Stored data

★ ★ ★ ★

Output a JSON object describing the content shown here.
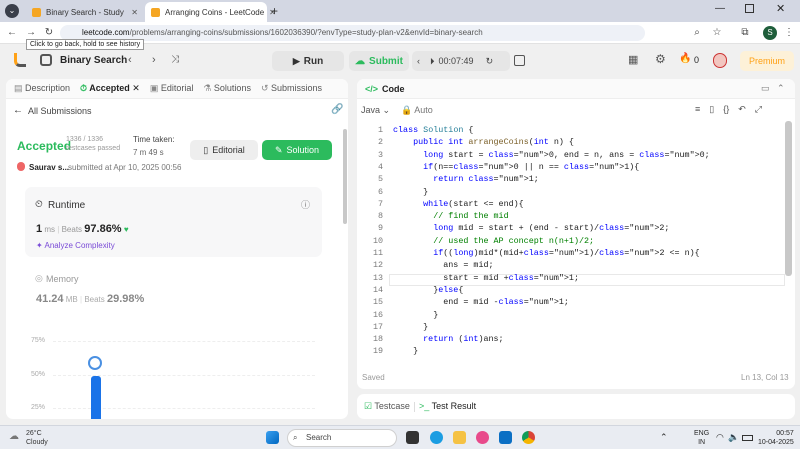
{
  "browser": {
    "tabs": [
      {
        "title": "Binary Search - Study Plan - Lee"
      },
      {
        "title": "Arranging Coins - LeetCode"
      }
    ],
    "url_host": "leetcode.com",
    "url_path": "/problems/arranging-coins/submissions/1602036390/?envType=study-plan-v2&envId=binary-search",
    "back_tooltip": "Click to go back, hold to see history",
    "profile_initial": "S"
  },
  "nav": {
    "study_plan_title": "Binary Search",
    "run_label": "Run",
    "submit_label": "Submit",
    "timer": "00:07:49",
    "coins": "0",
    "premium_label": "Premium"
  },
  "left": {
    "tabs": [
      "Description",
      "Accepted",
      "Editorial",
      "Solutions",
      "Submissions"
    ],
    "back_label": "All Submissions",
    "status": "Accepted",
    "testcases": "1336 / 1336",
    "testcases_label": "testcases passed",
    "time_taken_label": "Time taken:",
    "time_taken": "7 m 49 s",
    "editorial_button": "Editorial",
    "solution_button": "Solution",
    "user": "Saurav s...",
    "submitted": "submitted at Apr 10, 2025 00:56",
    "runtime_label": "Runtime",
    "runtime_value": "1",
    "runtime_unit": "ms",
    "beats_label": "Beats",
    "runtime_beats": "97.86%",
    "analyze_label": "Analyze Complexity",
    "memory_label": "Memory",
    "memory_value": "41.24",
    "memory_unit": "MB",
    "memory_beats": "29.98%",
    "chart_ticks": [
      "75%",
      "50%",
      "25%"
    ]
  },
  "code": {
    "title": "Code",
    "language": "Java",
    "mode": "Auto",
    "saved_label": "Saved",
    "cursor": "Ln 13, Col 13",
    "lines": [
      "class Solution {",
      "    public int arrangeCoins(int n) {",
      "      long start = 0, end = n, ans = 0;",
      "      if(n==0 || n == 1){",
      "        return 1;",
      "      }",
      "      while(start <= end){",
      "        // find the mid",
      "        long mid = start + (end - start)/2;",
      "        // used the AP concept n(n+1)/2;",
      "        if((long)mid*(mid+1)/2 <= n){",
      "          ans = mid;",
      "          start = mid +1;",
      "        }else{",
      "          end = mid -1;",
      "        }",
      "      }",
      "      return (int)ans;",
      "    }"
    ]
  },
  "test": {
    "testcase_label": "Testcase",
    "result_label": "Test Result"
  },
  "taskbar": {
    "temp": "26°C",
    "weather": "Cloudy",
    "search_placeholder": "Search",
    "lang1": "ENG",
    "lang2": "IN",
    "time": "00:57",
    "date": "10-04-2025"
  },
  "colors": {
    "accent_green": "#2cbb5d",
    "premium": "#ffa116",
    "beats_green": "#1e8f3f"
  }
}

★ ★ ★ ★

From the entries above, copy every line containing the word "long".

      "      long start = 0, end = n, ans = 0;",
      "        long mid = start + (end - start)/2;",
      "        if((long)mid*(mid+1)/2 <= n){",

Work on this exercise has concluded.